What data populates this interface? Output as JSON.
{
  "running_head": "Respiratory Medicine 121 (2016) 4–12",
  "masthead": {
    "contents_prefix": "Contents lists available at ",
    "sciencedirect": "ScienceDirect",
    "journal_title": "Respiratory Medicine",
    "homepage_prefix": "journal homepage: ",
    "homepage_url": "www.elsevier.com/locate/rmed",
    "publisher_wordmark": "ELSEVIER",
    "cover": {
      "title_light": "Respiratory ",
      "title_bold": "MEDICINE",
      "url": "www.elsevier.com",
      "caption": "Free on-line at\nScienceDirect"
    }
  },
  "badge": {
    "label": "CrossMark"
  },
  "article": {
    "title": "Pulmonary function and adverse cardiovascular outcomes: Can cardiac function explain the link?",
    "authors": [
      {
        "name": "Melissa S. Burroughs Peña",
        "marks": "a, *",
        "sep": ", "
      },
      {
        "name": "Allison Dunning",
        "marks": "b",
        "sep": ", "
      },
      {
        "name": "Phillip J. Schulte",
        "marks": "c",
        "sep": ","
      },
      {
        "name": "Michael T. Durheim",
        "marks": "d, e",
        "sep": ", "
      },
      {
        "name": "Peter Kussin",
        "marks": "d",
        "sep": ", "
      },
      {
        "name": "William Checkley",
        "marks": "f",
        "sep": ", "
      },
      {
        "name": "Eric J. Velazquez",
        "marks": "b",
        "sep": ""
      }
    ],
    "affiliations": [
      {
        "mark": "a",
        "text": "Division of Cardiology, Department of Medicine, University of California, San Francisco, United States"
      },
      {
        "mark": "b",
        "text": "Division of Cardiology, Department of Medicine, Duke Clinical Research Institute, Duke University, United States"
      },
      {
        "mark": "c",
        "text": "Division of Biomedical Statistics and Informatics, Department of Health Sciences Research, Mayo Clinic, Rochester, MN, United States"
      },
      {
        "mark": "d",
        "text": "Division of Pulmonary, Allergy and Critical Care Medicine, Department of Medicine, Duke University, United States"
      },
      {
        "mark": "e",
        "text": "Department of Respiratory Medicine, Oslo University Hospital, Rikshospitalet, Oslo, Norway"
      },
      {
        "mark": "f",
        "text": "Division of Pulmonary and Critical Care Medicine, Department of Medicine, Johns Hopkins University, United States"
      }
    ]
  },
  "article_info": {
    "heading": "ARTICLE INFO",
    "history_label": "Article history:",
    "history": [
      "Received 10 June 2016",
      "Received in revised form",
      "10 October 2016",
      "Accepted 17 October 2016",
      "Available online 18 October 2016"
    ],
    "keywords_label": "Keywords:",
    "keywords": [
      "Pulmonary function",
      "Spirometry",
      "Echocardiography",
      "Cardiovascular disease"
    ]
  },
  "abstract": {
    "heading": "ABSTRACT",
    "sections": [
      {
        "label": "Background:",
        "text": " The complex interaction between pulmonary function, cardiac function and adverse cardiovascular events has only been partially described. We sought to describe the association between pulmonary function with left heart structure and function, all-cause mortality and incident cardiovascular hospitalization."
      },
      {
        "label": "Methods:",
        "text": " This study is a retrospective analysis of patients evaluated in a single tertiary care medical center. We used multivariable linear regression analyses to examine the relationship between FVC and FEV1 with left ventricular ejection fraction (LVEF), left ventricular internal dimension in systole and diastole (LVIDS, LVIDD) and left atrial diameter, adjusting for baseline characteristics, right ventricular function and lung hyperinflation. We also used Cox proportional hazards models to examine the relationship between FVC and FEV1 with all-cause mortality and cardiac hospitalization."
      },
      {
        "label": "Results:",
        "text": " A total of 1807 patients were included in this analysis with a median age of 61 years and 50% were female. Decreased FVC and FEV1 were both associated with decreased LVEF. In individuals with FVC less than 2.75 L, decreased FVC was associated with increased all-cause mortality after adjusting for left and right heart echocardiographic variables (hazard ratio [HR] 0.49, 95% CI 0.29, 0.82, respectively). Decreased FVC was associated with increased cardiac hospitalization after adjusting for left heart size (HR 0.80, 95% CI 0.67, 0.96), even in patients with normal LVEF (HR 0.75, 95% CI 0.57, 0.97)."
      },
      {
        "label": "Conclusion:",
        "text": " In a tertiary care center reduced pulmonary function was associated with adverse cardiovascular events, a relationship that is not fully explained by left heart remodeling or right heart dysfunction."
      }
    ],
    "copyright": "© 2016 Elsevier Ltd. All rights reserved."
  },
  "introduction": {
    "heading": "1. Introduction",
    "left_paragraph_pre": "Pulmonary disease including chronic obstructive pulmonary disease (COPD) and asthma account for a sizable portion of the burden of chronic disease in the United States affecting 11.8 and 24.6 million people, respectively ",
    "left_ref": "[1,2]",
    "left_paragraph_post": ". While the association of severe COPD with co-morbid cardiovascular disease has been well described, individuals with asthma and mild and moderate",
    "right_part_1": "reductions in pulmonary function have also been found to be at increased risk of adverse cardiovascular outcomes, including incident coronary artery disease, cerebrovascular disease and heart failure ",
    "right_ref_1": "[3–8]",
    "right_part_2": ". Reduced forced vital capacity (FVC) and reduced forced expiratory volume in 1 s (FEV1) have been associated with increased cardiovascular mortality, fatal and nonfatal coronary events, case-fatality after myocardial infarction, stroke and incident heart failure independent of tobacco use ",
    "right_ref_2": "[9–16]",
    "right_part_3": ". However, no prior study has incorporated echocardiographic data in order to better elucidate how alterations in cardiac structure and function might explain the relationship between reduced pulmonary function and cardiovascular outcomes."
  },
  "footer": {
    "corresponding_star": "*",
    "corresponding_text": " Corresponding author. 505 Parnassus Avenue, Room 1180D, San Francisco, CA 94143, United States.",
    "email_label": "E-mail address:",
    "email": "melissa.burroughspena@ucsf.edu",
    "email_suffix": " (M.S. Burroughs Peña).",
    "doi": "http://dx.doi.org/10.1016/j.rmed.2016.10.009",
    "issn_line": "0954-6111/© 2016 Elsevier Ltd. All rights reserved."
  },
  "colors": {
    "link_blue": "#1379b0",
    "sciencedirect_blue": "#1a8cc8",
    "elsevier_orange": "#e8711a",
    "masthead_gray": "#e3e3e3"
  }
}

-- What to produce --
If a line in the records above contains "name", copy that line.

-- Response --
        "name": "Melissa S. Burroughs Peña",
        "name": "Allison Dunning",
        "name": "Phillip J. Schulte",
        "name": "Michael T. Durheim",
        "name": "Peter Kussin",
        "name": "William Checkley",
        "name": "Eric J. Velazquez",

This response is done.